Also, you have to calculate the costs. Energy consumption, spare hardware and a decent Internet bandwidth cost. So you should evaluate renting a server or "VPS" (virtual private server - basically several "servers" in VMs so that they run on one physical machine). And woo to you if your Internet connection goes down! Who will catch the emails that are sent to you during the downtime? (Of course, zero downtime is impossible for hosting companies also, but they are much better in this, redundancy and all.)
Why should I use it?
Your goal is to get to know your audience. Now be careful, these tools will give you a lot of numbers and maybe not as much real information - because you have to figure out: what do these figures mean? why this, why that? what can I learn and improve?
Questions you should ask when reading the statistics:
- What is my audience interested in? Particularly revealing for this is are search queries. Top 10 sites may also tell you, but it's not only about how often they are viewed, but also how long they were read/open etc.
- Do the user find what they are looking for? You can pick out some user histories and try to find their story. You'll learn more, though, when you can actually look over their shoulder while they use your site ...
Questions you should NOT ask when reading the statistics:
- Are we successful? This is a difficult question. Jesus didn't count the number of people he impacted, on the contrary, the number decreased at the end of his ministry when he focused on the twelve disciples. Of course the success of a marketing campaign is measured in reactions, and good promotion will probably also increase your figures. BUT: This is not who you "are", your identity. Also see Measuring Job Performance.
Google Analytics or Piwik?
- Use Google Analytics if ...
- you don't want to install&update Piwik on your server
- you use (or plan to use) Google Adwords to generate more traffic for your site
- Use Piwik if ...
- you don't want to send your statistics to an american enterprise, but keep the data on your server
- visiting your website might be sensitive information itself (i.e. what happens if somebody is coming from a closed country?)
- In both cases, you should enable anonymizing the IP address, so that the data cannot be attribute to any one person.
Google Webmaster Toolkit
Confirm your ownership at Google Webmaster Toolkit: Here you can send your website to the Google index immediately, have an overview of dead links that Google discovered, and get an email alert in case Google (and probably anybody else as well) can't access your website. You can also see which keywords you're highly ranked on etc.
- Avoid duplicate content. Do not repeat yourself excessively on different pages of the website.
- Define good, unique titles. This will help the user decide if the webpage is likely to be of interest to him.
- (to be continued...)
You can use uptimerobot.com or similar service to get notified immediately if your site goes down. Tipp: Instead of only doing a ping check, look for a keyword that you definitely know will be in the source code. In that way, you will also be notified if a website is shown, but a wrong one (e.g. an error page or so).
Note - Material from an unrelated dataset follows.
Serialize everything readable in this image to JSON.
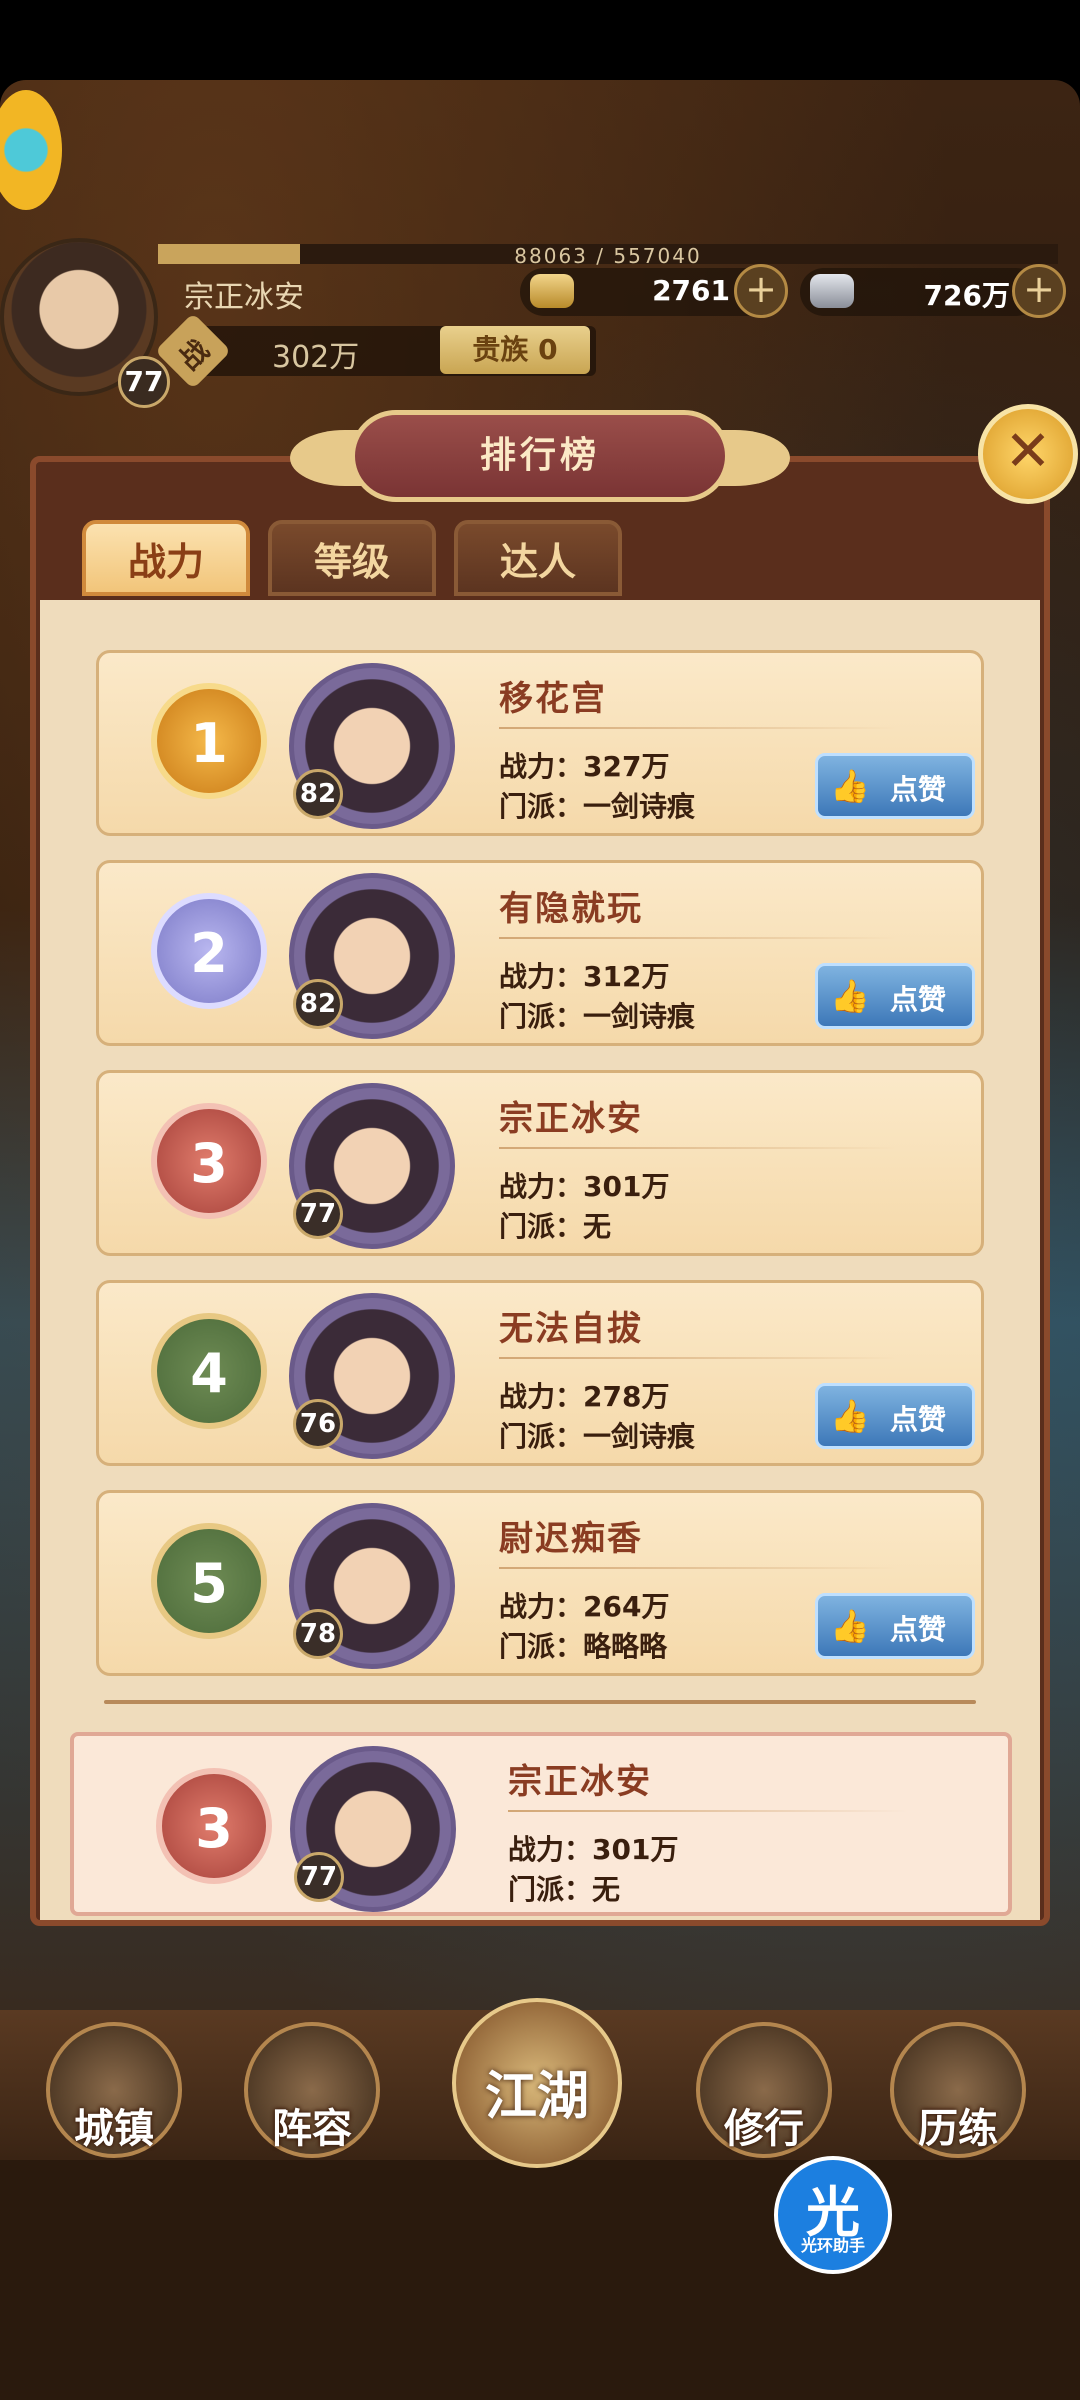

It's great if you can adapt and change your site yourself. Here are some resources that can help you learning:
- Version Control Systems (VCS) are keeping all versions of the files (-> Time Machine on Mac). The most popular are SVN and Git. You can use them on your desktop pc, or on a server to collaborate with others.
- Web Security - Whenever you write JS or PHP, you might introduce security wholes. Don't be discouraged that you never will know everything, most web attacks are not very sophisticated. In order to understand how they work, here are some game environments where you can try to hack yourself: